“What are they doing coming here? I mean, why don’t they fix their own problems instead of bringing their poverty and diseases to our soil.” History.com, paraphrase from Irish Immigration page
“Bunch of thieving unwashed criminals are flooding us!” Another paraphrase from Wikipedia on anti-Italianism
Yep. We’ve seen large influxes of immigrants from other countries before and for similar reasons. Both the Irish and Italian immigrations of the mid 1800s and early 1900s were triggered by terrible economic conditions in their home countries and life in the United States offered the hope of a better future.
By and large, these dreams came true. Heck, my grandmother’s maiden name was Durfey (Irish) and my family name is Lunetta (“little moon” in Italian).
Today, we see a large group of Central Americans seeking a better life in the U.S. as well. Large bands of people from Honduras and Guatemala are marching toward our southern border as we speak.
I think what offends many of us who are already here is that these migrants are marching, breaking down fences, and seem to be demanding to be let in. That is not the American way.
Dude, just ask us politely. We’ll probably say “yes.”
Why do I say this? Because the United States is extremely generous and open about immigration. Last year, we allowed about one million folks to become legal residents. I have also heard that an additional 3.5 million people are allowed in through chain immigration but I could not confirm this.
We are a nation of immigrants. Always have been. Always will be.
The folks marching up from Central America seem to be numbered anywhere between 1,000 and 7,000 in several large bands. Let’s call it 10,000 just for argument’s sake.
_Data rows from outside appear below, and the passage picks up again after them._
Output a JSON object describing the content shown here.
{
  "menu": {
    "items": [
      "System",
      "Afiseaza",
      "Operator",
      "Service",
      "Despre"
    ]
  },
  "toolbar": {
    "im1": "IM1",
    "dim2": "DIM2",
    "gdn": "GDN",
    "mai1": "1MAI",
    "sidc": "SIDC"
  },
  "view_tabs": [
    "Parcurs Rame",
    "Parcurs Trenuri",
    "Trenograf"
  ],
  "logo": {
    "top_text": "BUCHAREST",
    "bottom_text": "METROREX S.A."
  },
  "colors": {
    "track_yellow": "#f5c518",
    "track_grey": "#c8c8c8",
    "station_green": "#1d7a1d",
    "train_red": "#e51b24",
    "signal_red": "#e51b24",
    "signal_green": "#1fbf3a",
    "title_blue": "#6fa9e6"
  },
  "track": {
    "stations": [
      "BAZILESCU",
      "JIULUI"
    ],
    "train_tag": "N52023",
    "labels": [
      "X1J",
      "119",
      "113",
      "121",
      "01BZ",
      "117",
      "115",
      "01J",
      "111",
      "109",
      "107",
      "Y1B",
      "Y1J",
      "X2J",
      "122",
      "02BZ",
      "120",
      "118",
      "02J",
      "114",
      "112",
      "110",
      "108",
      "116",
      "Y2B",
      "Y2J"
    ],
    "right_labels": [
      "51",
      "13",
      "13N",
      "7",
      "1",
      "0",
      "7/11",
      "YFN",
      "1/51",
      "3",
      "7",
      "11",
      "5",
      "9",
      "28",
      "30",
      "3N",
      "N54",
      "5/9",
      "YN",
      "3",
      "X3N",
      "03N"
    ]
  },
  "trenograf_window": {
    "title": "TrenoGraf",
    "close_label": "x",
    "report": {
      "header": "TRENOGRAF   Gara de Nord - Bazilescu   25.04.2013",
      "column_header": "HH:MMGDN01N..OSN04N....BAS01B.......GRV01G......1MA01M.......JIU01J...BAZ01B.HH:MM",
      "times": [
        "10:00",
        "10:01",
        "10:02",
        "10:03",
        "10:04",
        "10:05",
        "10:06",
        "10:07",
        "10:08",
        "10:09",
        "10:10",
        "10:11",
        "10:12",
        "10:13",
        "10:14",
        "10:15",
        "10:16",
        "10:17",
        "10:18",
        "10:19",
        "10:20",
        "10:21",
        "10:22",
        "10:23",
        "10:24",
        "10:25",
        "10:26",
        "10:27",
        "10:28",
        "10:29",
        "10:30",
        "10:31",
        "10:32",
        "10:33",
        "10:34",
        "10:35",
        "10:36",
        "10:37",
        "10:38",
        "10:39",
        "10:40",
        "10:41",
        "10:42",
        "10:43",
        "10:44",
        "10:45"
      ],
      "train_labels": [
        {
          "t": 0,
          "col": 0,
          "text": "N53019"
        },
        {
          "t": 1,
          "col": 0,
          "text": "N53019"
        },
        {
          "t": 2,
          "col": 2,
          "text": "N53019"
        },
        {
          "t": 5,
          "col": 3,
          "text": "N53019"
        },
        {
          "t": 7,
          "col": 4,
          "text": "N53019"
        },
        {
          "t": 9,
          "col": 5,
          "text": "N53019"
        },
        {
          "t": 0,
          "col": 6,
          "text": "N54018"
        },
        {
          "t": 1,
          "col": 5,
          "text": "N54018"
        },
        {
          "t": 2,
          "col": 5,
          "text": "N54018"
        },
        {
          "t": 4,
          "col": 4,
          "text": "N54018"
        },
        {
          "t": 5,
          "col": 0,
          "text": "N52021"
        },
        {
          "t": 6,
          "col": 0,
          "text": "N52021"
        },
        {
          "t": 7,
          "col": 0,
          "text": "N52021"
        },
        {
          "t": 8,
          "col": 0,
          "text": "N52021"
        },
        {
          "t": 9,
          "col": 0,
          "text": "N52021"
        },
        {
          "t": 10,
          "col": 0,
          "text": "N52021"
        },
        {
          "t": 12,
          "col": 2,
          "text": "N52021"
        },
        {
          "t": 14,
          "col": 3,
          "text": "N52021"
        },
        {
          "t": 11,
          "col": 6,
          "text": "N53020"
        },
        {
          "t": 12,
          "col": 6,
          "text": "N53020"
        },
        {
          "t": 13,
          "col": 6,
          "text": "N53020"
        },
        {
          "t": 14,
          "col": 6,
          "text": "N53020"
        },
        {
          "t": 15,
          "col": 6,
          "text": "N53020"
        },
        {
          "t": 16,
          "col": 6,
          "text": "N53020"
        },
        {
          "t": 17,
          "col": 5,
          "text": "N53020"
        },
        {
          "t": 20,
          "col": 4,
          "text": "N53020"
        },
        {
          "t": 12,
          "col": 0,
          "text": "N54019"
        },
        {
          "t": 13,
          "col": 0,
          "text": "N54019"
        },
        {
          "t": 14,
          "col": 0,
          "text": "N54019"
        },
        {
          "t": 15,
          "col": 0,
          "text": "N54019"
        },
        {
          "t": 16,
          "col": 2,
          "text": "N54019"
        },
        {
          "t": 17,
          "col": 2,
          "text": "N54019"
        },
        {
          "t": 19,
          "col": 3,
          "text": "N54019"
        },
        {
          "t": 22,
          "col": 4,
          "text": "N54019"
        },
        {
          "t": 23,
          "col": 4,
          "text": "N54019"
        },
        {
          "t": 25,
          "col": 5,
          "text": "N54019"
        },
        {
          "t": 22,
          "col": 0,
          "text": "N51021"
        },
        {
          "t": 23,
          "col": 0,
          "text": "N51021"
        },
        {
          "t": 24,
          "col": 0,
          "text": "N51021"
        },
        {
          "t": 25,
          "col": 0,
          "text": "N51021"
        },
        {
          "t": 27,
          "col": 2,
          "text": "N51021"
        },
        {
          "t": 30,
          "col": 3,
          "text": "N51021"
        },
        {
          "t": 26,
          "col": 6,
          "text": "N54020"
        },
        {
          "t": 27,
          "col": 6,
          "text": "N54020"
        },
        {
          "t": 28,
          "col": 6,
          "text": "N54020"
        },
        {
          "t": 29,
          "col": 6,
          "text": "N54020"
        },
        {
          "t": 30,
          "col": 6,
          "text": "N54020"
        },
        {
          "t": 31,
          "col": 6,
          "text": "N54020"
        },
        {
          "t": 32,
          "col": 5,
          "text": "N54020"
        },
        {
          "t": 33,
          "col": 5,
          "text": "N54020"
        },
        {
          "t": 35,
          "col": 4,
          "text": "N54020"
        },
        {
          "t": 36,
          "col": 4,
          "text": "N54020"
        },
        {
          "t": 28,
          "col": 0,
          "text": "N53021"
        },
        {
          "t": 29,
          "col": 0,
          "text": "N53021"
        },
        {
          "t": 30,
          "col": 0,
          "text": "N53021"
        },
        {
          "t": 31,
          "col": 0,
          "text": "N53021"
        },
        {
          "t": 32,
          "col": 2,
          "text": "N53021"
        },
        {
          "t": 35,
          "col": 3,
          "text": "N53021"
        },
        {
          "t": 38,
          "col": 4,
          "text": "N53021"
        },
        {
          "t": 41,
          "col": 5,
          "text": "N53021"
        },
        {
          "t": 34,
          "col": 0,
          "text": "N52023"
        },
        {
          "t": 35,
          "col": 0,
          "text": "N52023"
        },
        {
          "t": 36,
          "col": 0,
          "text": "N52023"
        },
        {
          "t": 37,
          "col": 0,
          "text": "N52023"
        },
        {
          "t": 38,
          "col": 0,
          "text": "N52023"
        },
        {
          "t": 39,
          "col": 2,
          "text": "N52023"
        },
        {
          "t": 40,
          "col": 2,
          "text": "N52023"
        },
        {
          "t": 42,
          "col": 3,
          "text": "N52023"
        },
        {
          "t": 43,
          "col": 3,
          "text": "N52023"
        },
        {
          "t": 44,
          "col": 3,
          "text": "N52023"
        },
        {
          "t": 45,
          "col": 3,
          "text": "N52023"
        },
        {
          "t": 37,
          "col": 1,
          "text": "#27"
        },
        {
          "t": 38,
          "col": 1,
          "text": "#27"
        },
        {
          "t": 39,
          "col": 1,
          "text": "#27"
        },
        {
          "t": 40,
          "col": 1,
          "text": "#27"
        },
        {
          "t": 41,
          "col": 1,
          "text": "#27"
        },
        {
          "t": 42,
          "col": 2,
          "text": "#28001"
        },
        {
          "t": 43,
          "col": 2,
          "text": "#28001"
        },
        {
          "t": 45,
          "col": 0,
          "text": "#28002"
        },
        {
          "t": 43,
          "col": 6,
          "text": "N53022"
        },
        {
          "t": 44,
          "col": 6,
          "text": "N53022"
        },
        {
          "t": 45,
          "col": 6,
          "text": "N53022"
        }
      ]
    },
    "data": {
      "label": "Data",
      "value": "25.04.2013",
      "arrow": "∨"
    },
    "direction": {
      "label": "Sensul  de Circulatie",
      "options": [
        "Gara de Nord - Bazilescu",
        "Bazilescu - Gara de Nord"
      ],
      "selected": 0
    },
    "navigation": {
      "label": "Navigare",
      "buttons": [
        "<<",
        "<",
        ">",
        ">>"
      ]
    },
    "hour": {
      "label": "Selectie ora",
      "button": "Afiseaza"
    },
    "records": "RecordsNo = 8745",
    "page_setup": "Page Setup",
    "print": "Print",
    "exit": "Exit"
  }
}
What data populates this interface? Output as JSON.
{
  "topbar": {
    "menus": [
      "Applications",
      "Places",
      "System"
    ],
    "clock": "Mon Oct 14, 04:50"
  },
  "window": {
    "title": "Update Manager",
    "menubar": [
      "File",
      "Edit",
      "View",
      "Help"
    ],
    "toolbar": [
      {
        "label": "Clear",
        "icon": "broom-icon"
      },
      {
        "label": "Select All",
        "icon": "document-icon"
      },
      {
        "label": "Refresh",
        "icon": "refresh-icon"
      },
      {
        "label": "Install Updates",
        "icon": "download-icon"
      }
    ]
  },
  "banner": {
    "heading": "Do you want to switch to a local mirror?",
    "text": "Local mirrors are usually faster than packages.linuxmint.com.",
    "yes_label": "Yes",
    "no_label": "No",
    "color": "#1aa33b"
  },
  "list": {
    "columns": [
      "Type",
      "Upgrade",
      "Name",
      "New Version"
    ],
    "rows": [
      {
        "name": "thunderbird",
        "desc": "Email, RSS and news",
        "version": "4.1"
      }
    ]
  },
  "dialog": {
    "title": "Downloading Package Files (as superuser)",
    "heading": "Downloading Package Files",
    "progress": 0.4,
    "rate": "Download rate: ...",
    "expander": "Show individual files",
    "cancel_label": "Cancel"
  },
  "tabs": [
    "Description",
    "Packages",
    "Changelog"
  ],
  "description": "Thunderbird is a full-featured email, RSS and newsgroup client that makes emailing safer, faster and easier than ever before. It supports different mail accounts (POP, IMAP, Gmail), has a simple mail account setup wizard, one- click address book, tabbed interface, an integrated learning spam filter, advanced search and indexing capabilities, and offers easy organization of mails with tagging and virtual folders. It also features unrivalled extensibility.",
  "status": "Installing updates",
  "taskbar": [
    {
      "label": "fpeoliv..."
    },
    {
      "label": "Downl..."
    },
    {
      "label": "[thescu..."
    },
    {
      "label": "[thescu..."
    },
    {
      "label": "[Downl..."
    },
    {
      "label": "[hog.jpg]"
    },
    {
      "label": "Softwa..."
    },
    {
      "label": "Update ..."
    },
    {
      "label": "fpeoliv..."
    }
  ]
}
I looked at Irish immigration for the years 1820-1930. It was about 4.5 million people or 41,000 per year on average. No wonder St. Patrick’s Day is such a big deal and any game at Fenway Park has 10,000 drunken Irishmen in the bleachers. Seriously.
On the Italian side, from 1820 to 2004, about 5.5 million showed up, which equates to about 30,000 per year. Wonder why Olive Garden is so popular? Yep, it’s all those goombas like me that need our pasta fix.
Just to put it into perspective, we are talking about a one-year surge of 10,000 people that equates to a quarter or a third of the immigration we allowed for Irish and Italians for 100-plus years. That does not seem like very much.
Add to the fact that Honduras and Guatemala are really small countries that cannot sustain high levels of immigration, I don’t think we have much to fear over the long term.
Why don’t we come to some sort of compromise? Instead of simply saying “no” to these immigrants, why not set up a system that controls their entry, ensures that there are no criminals or terrorists among them, and preserves the integrity of our border?
In exchange, the migrants must agree to “ask us politely” — i.e., formally request refugee status, get in line, and wait for us to make a decision. If they start breaking down fences and running, we load ’em on a boat and ship them back.
We could start the process immediately. There are U.S. consulates in Mexico along the March route. The marchers could apply for entry, Mexico could grant temporary residence there, and we gradually bring them north.
For those who seem dangerous, we flag them to the Mexicans, who ship them back to their southern border.
I am curious about one thing, though. Who is paying for this? Our intrepid press that seems to be breathlessly following these marches hoping that it will bring crisis and calamity to the evening newscasts have abjectly failed to answer this question.
Some have accused liberals like George Soros of providing material support. Others have accused foreign governments and charitable religious groups.
I tend to think, with a few exceptions, that most of it is being self-funded with reliance on the generosity and kindness of the communities through which the marches pass.
It’s very unfortunate that this issue has blown up into the political football it is today. Maybe we conservatives and liberals should put the politics aside and simply solve the problem.
Like the Italians and Irish of the past, these folks are simply looking for a future. As long as they respect our laws and are patient, we can find a way forward.
Steve Lunetta is a resident of Santa Clarita and likes Olive Garden, Dino and Sinatra. He can be reached at email@example.com.